Thus the several aforenoted objects and advantages are most effectively attained. Although a single somewhat preferred embodiment of the invention has been disclosed in detail herein, it should be understood that this invention is in no sense limited thereby and its scope is to be determined by that of the appended claims.

Patent Citations
Cited PatentFiling datePublication dateApplicantTitle
US3690496 *Apr 1, 1971Sep 12, 1972Gibson Ass IncSafety closure for bottles
Referenced by
Citing PatentFiling datePublication dateApplicantTitle
US4307821 *Aug 22, 1980Dec 29, 1981Mack-Wayne Plastics CompanyContainer-closure assembly
US4579239 *Apr 22, 1985Apr 1, 1986Roymere LimitedContainer and child resistant closure assembly
US4676388 *May 27, 1986Jun 30, 1987Florex Co., Ltd.Safety lockable container
US5316160 *Sep 4, 1992May 31, 1994Dart Industries Inc.Baby bottle assembly
US8403131Aug 5, 2010Mar 26, 2013Capsol S.P.A.Reservoir cap
EP0160474A2 *Apr 22, 1985Nov 6, 1985Roymere LimitedContainer and child resistant closure assembly
U.S. Classification215/217, 215/223, 215/224
International ClassificationB65D50/06, B65D41/04

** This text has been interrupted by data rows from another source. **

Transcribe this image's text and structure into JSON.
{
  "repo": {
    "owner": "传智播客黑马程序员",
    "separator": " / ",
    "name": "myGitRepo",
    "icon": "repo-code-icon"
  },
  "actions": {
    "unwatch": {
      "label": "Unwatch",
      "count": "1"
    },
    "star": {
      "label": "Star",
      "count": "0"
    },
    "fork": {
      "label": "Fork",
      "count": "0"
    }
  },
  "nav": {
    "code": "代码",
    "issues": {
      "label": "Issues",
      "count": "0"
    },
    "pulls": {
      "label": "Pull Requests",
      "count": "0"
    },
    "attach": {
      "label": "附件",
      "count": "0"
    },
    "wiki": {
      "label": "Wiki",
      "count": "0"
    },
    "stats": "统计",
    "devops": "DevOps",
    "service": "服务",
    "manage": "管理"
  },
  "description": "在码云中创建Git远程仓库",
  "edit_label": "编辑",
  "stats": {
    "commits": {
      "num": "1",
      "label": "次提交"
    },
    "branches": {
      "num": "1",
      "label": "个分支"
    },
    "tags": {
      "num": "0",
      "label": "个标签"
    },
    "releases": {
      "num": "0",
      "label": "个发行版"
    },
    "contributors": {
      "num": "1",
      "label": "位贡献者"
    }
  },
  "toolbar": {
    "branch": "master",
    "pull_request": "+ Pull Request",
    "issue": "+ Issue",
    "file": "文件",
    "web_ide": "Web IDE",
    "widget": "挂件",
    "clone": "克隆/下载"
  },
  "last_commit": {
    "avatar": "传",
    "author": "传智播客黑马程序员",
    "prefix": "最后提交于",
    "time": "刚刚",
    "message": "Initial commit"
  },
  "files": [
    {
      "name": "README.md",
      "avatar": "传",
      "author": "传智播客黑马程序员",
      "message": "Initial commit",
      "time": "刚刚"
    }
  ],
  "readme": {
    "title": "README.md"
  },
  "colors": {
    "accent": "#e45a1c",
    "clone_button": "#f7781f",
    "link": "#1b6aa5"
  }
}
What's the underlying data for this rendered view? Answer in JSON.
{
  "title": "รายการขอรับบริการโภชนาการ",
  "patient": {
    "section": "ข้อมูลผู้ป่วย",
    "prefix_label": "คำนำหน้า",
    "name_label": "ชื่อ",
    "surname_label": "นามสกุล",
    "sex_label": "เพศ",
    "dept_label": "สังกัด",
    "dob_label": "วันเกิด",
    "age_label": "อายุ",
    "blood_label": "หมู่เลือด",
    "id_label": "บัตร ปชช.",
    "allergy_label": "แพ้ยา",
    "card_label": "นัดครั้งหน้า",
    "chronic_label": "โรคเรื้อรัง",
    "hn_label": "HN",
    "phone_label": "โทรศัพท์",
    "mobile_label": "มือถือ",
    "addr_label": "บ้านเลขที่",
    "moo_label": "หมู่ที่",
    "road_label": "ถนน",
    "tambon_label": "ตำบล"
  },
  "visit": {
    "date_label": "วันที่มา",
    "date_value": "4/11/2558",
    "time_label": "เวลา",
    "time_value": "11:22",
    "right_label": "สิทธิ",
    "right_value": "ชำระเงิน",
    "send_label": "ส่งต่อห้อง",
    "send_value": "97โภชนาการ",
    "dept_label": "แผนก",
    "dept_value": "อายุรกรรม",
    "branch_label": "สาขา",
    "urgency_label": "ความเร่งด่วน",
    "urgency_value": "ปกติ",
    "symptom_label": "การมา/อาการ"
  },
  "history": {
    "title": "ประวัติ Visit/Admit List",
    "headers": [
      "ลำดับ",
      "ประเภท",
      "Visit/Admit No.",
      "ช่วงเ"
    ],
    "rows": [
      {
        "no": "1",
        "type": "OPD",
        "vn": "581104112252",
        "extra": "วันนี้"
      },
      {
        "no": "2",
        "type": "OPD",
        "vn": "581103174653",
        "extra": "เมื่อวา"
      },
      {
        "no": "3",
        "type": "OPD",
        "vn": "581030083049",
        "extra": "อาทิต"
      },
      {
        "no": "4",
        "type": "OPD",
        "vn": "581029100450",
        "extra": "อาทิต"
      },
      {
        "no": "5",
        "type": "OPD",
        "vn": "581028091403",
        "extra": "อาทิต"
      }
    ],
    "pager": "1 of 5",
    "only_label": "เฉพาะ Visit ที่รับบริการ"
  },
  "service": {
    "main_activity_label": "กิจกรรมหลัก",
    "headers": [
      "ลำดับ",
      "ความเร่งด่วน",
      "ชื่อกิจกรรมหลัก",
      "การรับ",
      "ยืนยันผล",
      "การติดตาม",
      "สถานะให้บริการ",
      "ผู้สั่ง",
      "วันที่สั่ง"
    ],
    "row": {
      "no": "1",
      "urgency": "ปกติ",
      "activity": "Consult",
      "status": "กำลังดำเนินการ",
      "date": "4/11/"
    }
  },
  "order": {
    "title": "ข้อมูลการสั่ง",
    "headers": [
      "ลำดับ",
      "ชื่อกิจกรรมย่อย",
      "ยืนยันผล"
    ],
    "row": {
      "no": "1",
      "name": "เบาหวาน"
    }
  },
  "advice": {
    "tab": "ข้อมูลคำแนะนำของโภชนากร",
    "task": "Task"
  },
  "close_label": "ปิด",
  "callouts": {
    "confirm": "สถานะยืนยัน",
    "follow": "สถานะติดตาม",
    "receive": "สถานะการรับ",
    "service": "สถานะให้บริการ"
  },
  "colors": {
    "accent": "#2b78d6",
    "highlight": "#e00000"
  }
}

Cooperative ClassificationB65D50/063
European ClassificationB65D50/06C